Writing, Editing, and Publishing
So you want to be a writer? Good. Let me tell you a story (pun intended).
My writing for the last fifteen years has been a serious hobby. I've written and published six novels of two hundred thousand-word average length and three compendiums in The Ardwellian Chronicles, The Mercenary Trilogy of novels, and two volumes of The Earthfleet Saga. Yes, I've managed to stay busy with my writing habit.
Something most of us never really considered when we started writing, whether a short story, a novel, or a full series: writing is hard work. It separates you from your family and friends for long periods of time. It requires immense concentration, focus on not only the scene in process, but the work overall and how that scene integrates into it. You have voices in your head all yelling for their time and exposure in the story. Sometimes they stop talking to you because you're trying to get them to do something they don't want, or you won't let them do something they want to do. This is the real definition of writer's block; when your characters stop talking to you.
You’ll go to bed at night exhausted from your daily routine; work, the kids, the family, other activities, whatever. Your head will hit the pillow, then it starts. The voices again. Why is it we can’t hear those voices during the day and write down the things they’re saying then? Why do they wait until you’re tucked beneath the covers and drifting into dreamland? My opinion is, because only then do they have your undivided attention. And they won’t let up on many an occasion. I’ve learned, if the muse decides to visit at 3:00am, you’d better (a) have a recorder in arm’s reach to dictate to, (b) a notepad you can scribble illegibly on, or (c) drag yourself out of bed to type up a few notes so you won’t forget “the best scene ever”. Just do it, as the advertisement says.
Once you've finished your first draft, the real work begins; editing, trimming, tightening, polishing, making a rough manuscript into a real story, something you can show to others with pride and say "see, I wrote this, and it's pretty darn good!".

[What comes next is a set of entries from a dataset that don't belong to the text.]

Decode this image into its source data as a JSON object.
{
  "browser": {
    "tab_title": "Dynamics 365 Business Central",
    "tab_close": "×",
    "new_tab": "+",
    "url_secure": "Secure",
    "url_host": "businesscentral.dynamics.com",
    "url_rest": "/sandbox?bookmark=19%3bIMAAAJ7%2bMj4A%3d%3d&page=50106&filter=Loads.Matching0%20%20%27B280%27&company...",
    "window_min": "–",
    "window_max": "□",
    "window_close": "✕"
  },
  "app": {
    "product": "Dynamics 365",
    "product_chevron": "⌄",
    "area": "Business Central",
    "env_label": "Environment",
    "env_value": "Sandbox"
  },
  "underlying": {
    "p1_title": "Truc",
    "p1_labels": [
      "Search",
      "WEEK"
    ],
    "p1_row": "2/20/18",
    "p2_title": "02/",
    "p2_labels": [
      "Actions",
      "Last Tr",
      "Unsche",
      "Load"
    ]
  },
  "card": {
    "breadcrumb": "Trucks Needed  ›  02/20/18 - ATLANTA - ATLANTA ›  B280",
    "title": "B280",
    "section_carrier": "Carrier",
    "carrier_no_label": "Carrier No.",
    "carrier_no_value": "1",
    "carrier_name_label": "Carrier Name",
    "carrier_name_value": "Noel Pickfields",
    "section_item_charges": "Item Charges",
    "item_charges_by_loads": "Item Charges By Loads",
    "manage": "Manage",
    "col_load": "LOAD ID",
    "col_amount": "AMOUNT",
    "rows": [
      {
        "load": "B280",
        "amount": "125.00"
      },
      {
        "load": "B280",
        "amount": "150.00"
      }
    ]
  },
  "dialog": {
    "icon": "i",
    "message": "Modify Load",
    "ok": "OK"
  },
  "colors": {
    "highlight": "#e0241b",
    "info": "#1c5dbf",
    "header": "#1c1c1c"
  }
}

If you're going for traditional publishing, you will need an agent, or a publisher who will take submissions without an agent. Then you wait, and wait, and wait. In the meantime, if your creative juices are renewed, you want to start working on the next installment, or a new story, or something entirely different. But in the back of your mind is the one you just sent out, and you can't get it out of your head.
If you're self-publishing, you must put a cover together, do the formatting for the service you've chosen, write your back blurb, lay it all out and go through the process several times when you catch errors. You become the publisher, and you suddenly realize, it's all up to you how this book looks on the shelf and whether or not readers will even pick it up. You will need beta-readers, or ARC (Advance Copy Readers), and you MUST find an editor. No, not Mom, or Aunt Nancy, or a friend who says, "Yeah, I can edit". A real, professional editor, one you'll work with to make your story better. And yes, you'll have to pay said editor. Real money. This is a subject for a later talk.
Patience will be tried, nerves will be frayed, heartstrings will be plucked, anger will be piqued. And there's nothing you can do about it. Except carry on.
I always run the full gauntlet of emotions: Relief, amazement, exhaustion, then I move into the happiness, joy, pride, and it usually ends with "dammit, did I forget something???", and I immediately start soul-searching about what I might have left out.
Then I settle back into reality and set it aside for a while, feeling a deep emptiness and sense of loss. But also a feeling of freedom, that I don't have THE MANUSCRIPT chained to my ankle anymore, and I can focus on getting away for a bit. I work in my yard, ride my bike a little more, do domestic stuff I've put off for months, and spend a little more time with friends and family. At last I realize I've completed the task and at some point, dive into the editing/rewriting/polishing phase, which can take longer than writing.
Then I start it all over again with the next book...
Any artistic endeavor is a journey, and that is what draws us to it; the process itself, not so much the end product, but the creation of our ideas and bringing them into physical reality. Holding a book in your hand, that you have written, with characters you have created, and words you have penned, is not like any other process. You have brought people who never existed to life, born of your own mind and heart, living, breathing, real people with hopes and dreams of their own.
And it's nearly impossible to let them go. They are children of your soul, and you have raised them from beginnings to where they are now.
And sometimes you cry. Not of sadness, but joy, like any parent seeing a child leaving home to make their way in the world. And if you've done your best, that's all anyone can ask of themselves.
Relax. Take a breath. Raise a glass.
You're an author.